Entries from a dataset of interfaces
- Opening Delimiter -

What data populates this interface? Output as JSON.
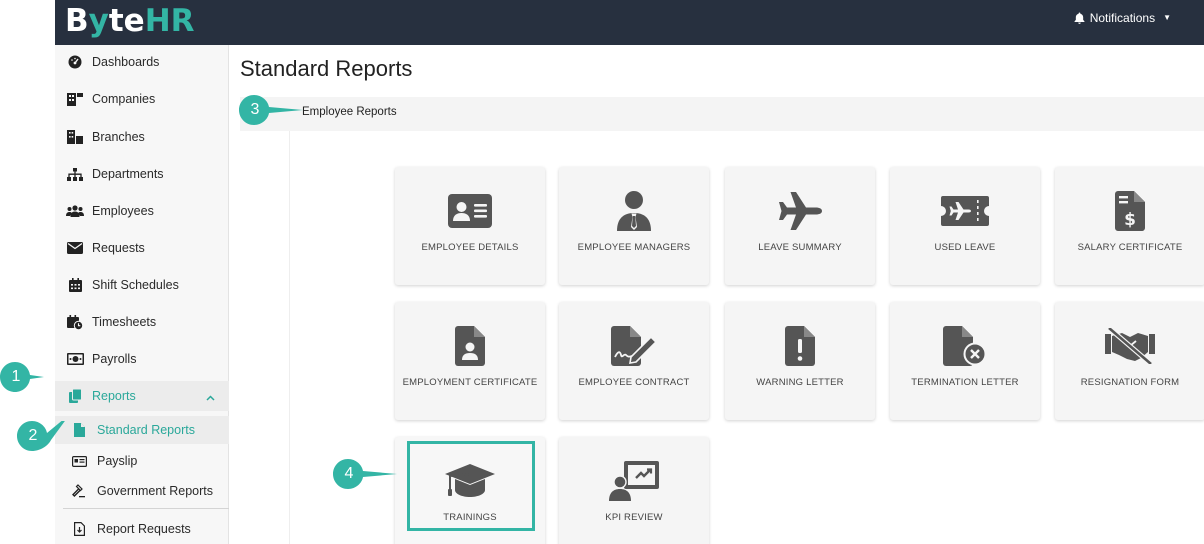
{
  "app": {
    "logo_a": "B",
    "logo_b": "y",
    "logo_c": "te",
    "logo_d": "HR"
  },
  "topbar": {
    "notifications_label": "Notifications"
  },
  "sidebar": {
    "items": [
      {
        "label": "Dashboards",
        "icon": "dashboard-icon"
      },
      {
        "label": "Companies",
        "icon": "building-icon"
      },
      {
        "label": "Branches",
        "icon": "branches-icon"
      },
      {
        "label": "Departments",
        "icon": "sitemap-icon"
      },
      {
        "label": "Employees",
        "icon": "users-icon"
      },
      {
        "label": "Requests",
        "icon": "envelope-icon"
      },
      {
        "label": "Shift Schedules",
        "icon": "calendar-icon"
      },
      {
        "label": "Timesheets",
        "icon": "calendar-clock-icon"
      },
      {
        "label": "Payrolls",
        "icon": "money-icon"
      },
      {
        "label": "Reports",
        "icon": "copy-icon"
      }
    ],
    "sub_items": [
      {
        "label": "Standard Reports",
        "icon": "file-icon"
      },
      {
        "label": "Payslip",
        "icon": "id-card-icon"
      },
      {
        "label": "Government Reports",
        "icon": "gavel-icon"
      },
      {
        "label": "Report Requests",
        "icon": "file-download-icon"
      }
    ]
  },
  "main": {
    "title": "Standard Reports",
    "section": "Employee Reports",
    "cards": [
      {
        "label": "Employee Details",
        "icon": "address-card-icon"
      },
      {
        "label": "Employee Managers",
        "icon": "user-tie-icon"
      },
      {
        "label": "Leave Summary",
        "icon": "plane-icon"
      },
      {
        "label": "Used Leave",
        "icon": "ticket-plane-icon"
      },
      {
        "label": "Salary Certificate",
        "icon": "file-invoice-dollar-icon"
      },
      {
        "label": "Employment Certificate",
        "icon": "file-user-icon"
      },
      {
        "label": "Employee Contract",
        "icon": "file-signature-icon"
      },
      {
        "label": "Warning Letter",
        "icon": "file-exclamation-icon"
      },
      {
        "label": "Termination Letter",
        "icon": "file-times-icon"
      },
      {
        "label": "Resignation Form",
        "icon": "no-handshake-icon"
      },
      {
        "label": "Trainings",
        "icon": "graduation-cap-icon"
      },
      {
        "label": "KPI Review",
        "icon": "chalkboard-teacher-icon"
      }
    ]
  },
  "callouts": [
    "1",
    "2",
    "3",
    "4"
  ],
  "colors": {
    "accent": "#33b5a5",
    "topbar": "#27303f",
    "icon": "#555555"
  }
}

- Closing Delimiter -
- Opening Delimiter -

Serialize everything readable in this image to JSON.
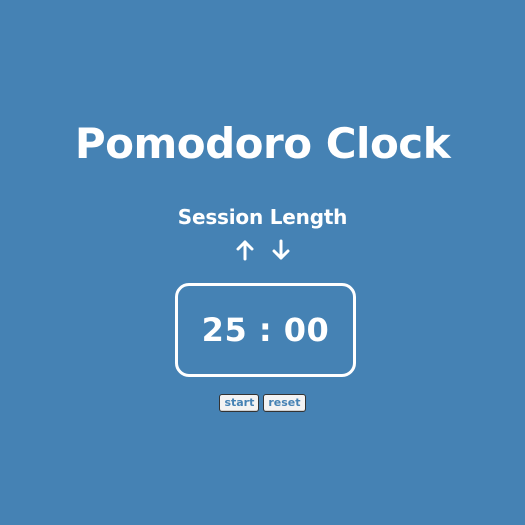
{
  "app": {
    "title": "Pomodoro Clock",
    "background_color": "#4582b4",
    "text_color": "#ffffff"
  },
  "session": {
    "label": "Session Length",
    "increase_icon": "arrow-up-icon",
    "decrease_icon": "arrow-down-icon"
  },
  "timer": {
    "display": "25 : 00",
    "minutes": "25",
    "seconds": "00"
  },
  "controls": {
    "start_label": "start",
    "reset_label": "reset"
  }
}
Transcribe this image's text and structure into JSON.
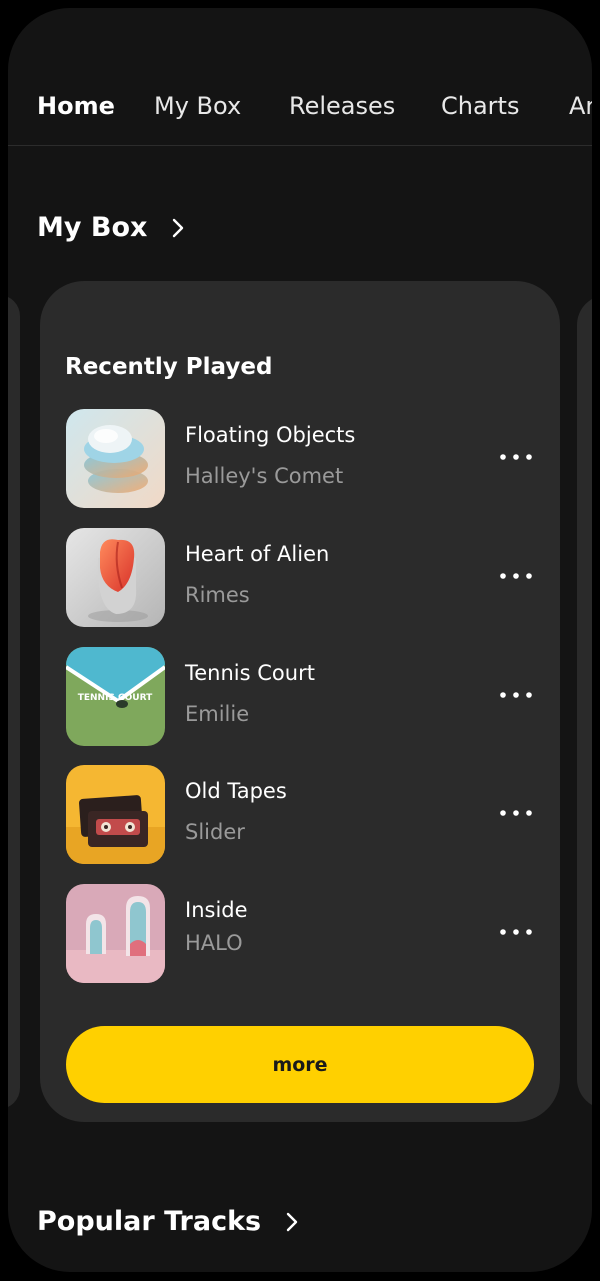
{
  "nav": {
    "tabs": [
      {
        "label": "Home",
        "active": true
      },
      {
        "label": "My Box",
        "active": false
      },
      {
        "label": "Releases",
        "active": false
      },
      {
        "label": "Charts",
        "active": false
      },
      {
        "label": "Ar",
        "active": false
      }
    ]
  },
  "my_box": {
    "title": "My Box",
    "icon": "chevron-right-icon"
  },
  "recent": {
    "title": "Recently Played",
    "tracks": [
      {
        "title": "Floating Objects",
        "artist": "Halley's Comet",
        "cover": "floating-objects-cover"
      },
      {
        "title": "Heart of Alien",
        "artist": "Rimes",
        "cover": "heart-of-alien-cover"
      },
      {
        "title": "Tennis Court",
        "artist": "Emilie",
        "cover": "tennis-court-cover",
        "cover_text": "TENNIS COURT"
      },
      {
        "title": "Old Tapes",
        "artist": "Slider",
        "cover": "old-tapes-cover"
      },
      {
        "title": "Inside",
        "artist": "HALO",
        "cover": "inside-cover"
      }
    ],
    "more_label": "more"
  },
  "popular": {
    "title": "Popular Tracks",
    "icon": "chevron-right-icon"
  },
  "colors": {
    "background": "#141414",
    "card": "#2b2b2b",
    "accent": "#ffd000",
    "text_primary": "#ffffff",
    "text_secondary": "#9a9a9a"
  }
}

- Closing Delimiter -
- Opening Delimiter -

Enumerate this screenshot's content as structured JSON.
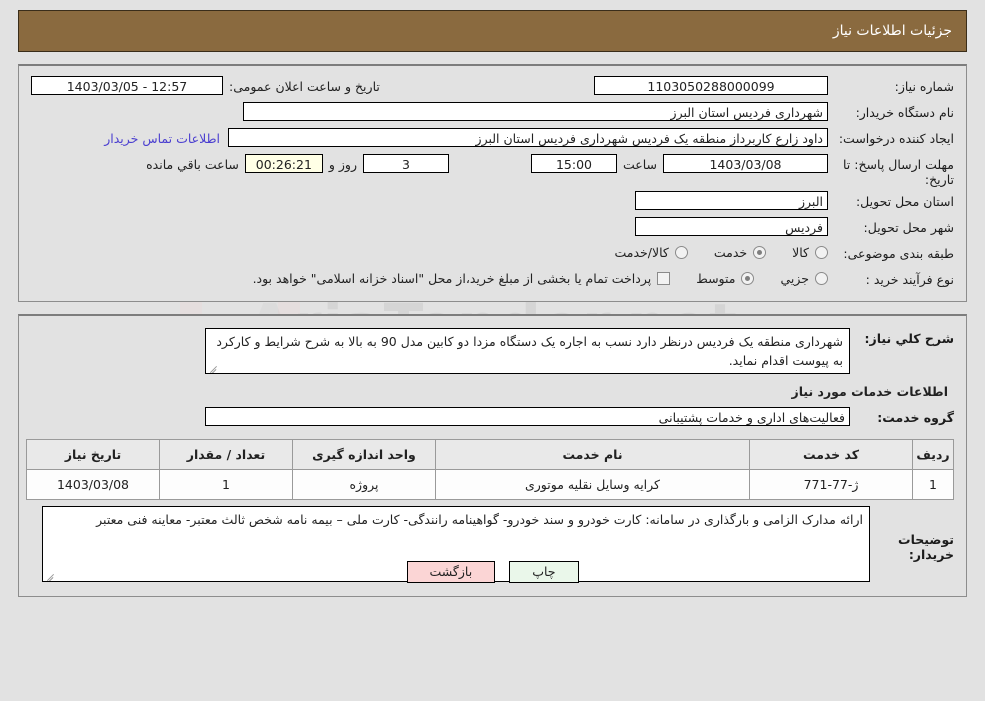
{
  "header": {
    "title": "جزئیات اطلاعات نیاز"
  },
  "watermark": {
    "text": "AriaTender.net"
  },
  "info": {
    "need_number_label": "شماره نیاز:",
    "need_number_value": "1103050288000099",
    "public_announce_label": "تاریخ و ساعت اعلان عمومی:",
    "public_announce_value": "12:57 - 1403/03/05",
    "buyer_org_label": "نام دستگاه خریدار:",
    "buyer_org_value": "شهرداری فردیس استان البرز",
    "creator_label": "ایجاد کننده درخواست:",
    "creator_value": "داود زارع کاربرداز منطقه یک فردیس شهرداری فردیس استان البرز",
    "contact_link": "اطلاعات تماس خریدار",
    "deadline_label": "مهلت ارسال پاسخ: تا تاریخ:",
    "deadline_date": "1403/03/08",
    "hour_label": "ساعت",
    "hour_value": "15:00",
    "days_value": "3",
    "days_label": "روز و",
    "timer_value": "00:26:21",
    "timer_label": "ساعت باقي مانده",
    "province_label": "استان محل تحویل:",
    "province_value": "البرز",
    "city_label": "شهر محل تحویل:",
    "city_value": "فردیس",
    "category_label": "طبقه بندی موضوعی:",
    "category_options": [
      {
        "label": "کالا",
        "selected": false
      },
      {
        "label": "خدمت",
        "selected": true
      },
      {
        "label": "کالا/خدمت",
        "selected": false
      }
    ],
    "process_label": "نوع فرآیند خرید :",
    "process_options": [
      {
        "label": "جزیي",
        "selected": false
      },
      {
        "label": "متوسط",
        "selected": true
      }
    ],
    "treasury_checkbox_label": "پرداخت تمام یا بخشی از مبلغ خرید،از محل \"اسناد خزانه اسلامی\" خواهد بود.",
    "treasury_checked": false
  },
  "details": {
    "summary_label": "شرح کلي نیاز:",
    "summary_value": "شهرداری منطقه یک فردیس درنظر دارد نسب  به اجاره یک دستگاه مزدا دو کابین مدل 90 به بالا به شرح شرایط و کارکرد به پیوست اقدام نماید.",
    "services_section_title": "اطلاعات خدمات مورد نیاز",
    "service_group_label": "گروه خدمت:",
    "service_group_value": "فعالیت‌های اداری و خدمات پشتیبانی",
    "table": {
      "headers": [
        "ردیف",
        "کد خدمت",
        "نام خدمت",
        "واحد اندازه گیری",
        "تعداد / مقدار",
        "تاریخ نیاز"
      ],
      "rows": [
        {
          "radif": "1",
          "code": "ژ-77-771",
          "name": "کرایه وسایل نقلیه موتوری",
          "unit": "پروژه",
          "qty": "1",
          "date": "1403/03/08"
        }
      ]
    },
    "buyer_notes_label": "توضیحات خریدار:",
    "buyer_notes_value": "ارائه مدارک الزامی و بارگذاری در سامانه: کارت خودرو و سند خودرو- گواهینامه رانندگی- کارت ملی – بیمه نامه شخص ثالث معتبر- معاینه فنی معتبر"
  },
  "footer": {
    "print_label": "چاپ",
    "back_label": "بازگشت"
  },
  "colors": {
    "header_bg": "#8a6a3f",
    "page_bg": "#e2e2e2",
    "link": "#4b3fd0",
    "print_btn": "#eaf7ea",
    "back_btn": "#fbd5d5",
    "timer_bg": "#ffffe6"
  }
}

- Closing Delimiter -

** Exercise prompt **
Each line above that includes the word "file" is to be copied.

** Your solution **
        "icon": "file-icon"
        "icon": "file-download-icon"
        "icon": "file-invoice-dollar-icon"
        "icon": "file-user-icon"
        "icon": "file-signature-icon"
        "icon": "file-exclamation-icon"
        "icon": "file-times-icon"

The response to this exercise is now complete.